• Work request
Search the records for the string "JSON", then copy each line where it appears.

_ _ _

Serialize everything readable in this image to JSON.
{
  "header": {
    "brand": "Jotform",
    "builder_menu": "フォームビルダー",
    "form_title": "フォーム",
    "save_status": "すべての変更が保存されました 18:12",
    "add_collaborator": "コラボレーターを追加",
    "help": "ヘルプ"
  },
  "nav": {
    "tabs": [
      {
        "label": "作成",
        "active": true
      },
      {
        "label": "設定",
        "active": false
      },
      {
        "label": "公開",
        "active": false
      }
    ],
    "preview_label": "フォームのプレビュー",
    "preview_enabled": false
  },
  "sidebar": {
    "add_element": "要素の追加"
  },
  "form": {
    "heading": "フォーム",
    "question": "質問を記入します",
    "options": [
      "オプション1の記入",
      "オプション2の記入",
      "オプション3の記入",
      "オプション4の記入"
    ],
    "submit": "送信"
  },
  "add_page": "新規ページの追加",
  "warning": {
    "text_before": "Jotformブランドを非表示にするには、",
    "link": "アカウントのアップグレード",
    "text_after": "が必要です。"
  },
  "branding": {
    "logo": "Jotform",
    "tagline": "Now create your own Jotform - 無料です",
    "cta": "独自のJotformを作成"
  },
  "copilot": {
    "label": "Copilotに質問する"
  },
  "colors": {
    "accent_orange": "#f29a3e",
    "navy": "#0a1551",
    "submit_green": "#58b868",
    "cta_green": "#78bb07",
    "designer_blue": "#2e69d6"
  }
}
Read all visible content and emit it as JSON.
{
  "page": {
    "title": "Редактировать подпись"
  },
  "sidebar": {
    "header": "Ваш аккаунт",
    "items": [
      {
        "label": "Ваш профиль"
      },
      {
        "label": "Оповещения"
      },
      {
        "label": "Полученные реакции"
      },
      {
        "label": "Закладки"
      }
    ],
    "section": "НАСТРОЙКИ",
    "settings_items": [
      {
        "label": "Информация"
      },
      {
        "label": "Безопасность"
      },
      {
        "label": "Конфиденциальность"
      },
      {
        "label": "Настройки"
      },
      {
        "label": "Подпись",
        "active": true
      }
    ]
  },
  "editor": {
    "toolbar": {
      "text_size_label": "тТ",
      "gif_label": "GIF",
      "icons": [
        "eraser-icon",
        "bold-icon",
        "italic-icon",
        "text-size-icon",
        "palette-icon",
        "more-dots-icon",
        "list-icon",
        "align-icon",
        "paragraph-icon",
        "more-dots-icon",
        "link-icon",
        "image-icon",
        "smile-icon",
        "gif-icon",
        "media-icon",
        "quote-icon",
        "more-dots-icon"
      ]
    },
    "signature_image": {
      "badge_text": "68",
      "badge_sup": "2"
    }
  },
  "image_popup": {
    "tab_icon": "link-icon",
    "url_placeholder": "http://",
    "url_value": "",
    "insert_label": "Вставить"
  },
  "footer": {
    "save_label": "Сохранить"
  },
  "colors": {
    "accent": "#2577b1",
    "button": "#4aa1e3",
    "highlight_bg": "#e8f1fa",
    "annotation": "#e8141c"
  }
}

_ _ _

• Problem solution
Serialize everything readable in this image to JSON.
Read all visible content and emit it as JSON.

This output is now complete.